Reproduce this listing in full.

Extracted entries:
Content starts

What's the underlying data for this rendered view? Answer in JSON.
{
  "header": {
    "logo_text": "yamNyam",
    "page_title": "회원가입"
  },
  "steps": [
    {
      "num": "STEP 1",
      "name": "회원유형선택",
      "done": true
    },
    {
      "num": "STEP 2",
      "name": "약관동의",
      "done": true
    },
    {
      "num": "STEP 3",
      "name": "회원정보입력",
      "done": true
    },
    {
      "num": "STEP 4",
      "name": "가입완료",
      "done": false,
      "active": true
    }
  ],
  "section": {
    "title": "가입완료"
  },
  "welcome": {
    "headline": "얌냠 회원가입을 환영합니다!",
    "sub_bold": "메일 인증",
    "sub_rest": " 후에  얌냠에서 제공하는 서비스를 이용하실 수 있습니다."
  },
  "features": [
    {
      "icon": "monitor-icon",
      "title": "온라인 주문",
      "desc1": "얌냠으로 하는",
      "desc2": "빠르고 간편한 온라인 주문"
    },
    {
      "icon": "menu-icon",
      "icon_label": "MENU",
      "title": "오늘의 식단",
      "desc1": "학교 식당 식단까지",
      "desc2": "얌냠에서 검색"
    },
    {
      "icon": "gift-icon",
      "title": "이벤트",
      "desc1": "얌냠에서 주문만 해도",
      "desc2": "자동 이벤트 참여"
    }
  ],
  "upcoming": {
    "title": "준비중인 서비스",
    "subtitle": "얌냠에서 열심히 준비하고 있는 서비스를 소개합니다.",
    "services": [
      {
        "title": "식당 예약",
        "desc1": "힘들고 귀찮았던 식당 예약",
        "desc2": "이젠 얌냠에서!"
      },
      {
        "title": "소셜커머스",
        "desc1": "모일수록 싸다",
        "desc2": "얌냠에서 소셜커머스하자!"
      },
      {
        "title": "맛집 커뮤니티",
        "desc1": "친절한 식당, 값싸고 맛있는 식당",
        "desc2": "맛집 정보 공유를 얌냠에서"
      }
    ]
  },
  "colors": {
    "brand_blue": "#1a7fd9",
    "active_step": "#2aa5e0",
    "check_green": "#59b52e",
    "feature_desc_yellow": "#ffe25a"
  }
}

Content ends

Written solution:
What's the underlying data for this rendered view? Answer in JSON.
{
  "header": {
    "logo_text": "yamNyam",
    "page_title": "회원가입"
  },
  "steps": [
    {
      "num": "STEP 1",
      "name": "회원유형선택",
      "done": true
    },
    {
      "num": "STEP 2",
      "name": "약관동의",
      "done": true
    },
    {
      "num": "STEP 3",
      "name": "회원정보입력",
      "done": true
    },
    {
      "num": "STEP 4",
      "name": "가입완료",
      "done": false,
      "active": true
    }
  ],
  "section": {
    "title": "가입완료"
  },
  "welcome": {
    "headline": "얌냠 회원가입을 환영합니다!",
    "sub_bold": "메일 인증",
    "sub_rest": " 후에  얌냠에서 제공하는 서비스를 이용하실 수 있습니다."
  },
  "features": [
    {
      "icon": "monitor-icon",
      "title": "온라인 주문",
      "desc1": "얌냠으로 하는",
      "desc2": "빠르고 간편한 온라인 주문"
    },
    {
      "icon": "menu-icon",
      "icon_label": "MENU",
      "title": "오늘의 식단",
      "desc1": "학교 식당 식단까지",
      "desc2": "얌냠에서 검색"
    },
    {
      "icon": "gift-icon",
      "title": "이벤트",
      "desc1": "얌냠에서 주문만 해도",
      "desc2": "자동 이벤트 참여"
    }
  ],
  "upcoming": {
    "title": "준비중인 서비스",
    "subtitle": "얌냠에서 열심히 준비하고 있는 서비스를 소개합니다.",
    "services": [
      {
        "title": "식당 예약",
        "desc1": "힘들고 귀찮았던 식당 예약",
        "desc2": "이젠 얌냠에서!"
      },
      {
        "title": "소셜커머스",
        "desc1": "모일수록 싸다",
        "desc2": "얌냠에서 소셜커머스하자!"
      },
      {
        "title": "맛집 커뮤니티",
        "desc1": "친절한 식당, 값싸고 맛있는 식당",
        "desc2": "맛집 정보 공유를 얌냠에서"
      }
    ]
  },
  "colors": {
    "brand_blue": "#1a7fd9",
    "active_step": "#2aa5e0",
    "check_green": "#59b52e",
    "feature_desc_yellow": "#ffe25a"
  }
}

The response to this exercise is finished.